First off is to contribute to an IRA. Anyone can do this as long as you have earned income for the year. This can come from a salary, contracting income or from a business. The maximum you can contribute to an IRA for 2013 is $5,500 plus an additional $1,000 if you are at least age 50. The advantages of an IRA include tax-deferred growth of your contributions, a tax deduction if you qualify and a broad assortment of investment opportunities.
Further, you should set up automatic transfers to fund your IRA. If your financial institution allows it, you can set a schedule for how much and when money is transferred into your IRA. When done automatically, you won’t forget to contribute to the plan. If your IRA holder does not allow this, you may want to find one that does. It makes saving that much easier.
Next, you should diversify your savings between tax-deferred, tax-free and taxable accounts. You never know what may or may not happen with taxes down the road so it’s best to not put all your eggs in one basket. As mentioned, traditional IRAs are tax-deferred meaning you don’t pay taxes on your contributions. When you withdraw the money during retirement, you pay the taxes on the principle as well as the earnings. Roth IRAs are tax-free plans. They are funded with after-tax money. The advantage is that all withdrawals are tax-free during retirement. Note that there are income limits for opening a Roth account. If you are above the threshold, you may make nondeductible contributions to a traditional plan and then roll them into a Roth if you so choose.
Roth IRAs offer a great many benefits which include tax-free withdrawals, no required minimum distributions (RMD), easy access to contributions, contribute as long as you want, not matter your age and is a great estate planning tool. Check out our recent articles on Roth IRAs here.
It’s also important to know what will happen in the case of your death. You should always keep your designated beneficiaries up to date with all your retirement plans. This is especially true if you go through a major life change such as marriage, divorce or childbirth. Note that your beneficiary designations will supersede what’s in your will.
Rebalance, rebalance, rebalance! We cannot stress this enough. Your investment strategy determines your asset allocation strategy. This is based on many factors including age, retirement goals and risk tolerance. As these (and other factors) change, so should your asset allocation. One factor that is out of your control is the markets’ ups and downs. Your asset allocation shifts based on their market performance which can unbalance your investments. It’s important to rebalance them from time to time to make sure you’re not taking on too much (or too little) risk.
Lastly, you should look to consolidate your retirement plans. Most people will go through several jobs before finding the right fit. If so, you probably have old 401(k) plans that you might not be following closely or may not be invested the way you want it to be at this stage of your life.
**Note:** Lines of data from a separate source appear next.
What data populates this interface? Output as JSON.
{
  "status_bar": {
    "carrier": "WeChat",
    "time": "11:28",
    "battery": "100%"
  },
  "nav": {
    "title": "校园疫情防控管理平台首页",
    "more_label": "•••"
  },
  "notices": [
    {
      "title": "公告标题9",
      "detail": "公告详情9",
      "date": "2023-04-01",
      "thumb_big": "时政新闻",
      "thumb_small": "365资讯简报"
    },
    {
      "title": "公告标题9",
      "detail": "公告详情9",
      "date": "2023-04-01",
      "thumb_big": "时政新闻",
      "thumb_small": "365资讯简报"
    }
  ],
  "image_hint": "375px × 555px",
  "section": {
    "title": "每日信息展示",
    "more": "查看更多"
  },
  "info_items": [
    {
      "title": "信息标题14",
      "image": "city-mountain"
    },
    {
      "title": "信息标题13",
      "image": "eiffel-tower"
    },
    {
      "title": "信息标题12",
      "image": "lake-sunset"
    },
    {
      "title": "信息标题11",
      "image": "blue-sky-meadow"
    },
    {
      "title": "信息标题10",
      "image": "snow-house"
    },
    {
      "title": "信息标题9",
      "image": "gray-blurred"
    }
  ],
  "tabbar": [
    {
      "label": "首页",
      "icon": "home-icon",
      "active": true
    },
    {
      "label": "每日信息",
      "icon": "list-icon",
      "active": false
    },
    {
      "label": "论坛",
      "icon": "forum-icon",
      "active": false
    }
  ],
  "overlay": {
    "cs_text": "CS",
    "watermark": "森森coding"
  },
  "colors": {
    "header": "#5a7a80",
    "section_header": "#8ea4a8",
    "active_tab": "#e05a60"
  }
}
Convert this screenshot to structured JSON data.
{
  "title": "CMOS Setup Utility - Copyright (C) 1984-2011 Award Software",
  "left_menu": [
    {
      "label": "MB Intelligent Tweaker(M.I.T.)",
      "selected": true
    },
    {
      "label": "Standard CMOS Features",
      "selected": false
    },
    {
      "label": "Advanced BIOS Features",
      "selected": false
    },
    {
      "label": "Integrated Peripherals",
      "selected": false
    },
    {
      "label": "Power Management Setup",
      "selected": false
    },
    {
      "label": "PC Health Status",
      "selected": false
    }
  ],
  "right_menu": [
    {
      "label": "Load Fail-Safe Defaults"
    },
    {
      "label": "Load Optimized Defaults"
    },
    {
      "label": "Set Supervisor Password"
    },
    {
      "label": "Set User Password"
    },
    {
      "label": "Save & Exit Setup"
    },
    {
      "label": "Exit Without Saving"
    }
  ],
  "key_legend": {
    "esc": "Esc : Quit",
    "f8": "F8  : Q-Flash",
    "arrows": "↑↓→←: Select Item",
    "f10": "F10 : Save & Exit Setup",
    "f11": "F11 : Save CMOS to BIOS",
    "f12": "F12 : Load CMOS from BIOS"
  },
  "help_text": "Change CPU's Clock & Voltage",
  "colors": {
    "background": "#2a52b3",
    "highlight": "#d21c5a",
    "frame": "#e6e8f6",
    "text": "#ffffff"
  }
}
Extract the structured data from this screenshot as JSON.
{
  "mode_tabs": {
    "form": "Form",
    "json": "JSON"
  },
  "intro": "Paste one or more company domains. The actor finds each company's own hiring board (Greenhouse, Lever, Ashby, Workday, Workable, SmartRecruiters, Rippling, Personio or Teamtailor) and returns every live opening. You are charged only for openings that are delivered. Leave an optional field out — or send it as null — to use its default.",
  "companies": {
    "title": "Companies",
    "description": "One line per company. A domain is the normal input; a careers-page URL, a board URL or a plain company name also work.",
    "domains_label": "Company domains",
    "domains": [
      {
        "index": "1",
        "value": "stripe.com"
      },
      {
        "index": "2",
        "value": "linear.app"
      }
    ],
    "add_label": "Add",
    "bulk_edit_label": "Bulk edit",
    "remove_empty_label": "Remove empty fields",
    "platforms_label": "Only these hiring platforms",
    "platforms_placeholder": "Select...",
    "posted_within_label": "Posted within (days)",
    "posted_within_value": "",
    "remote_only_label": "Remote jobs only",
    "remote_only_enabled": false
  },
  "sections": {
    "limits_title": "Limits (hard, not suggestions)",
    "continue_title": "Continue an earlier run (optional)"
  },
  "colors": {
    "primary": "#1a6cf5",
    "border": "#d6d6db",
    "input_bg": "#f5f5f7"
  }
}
It’s best to take those old plans and merge them into one plan that you watch regularly. That way, your investments will be working together to provide you the best chance at a successful retirement.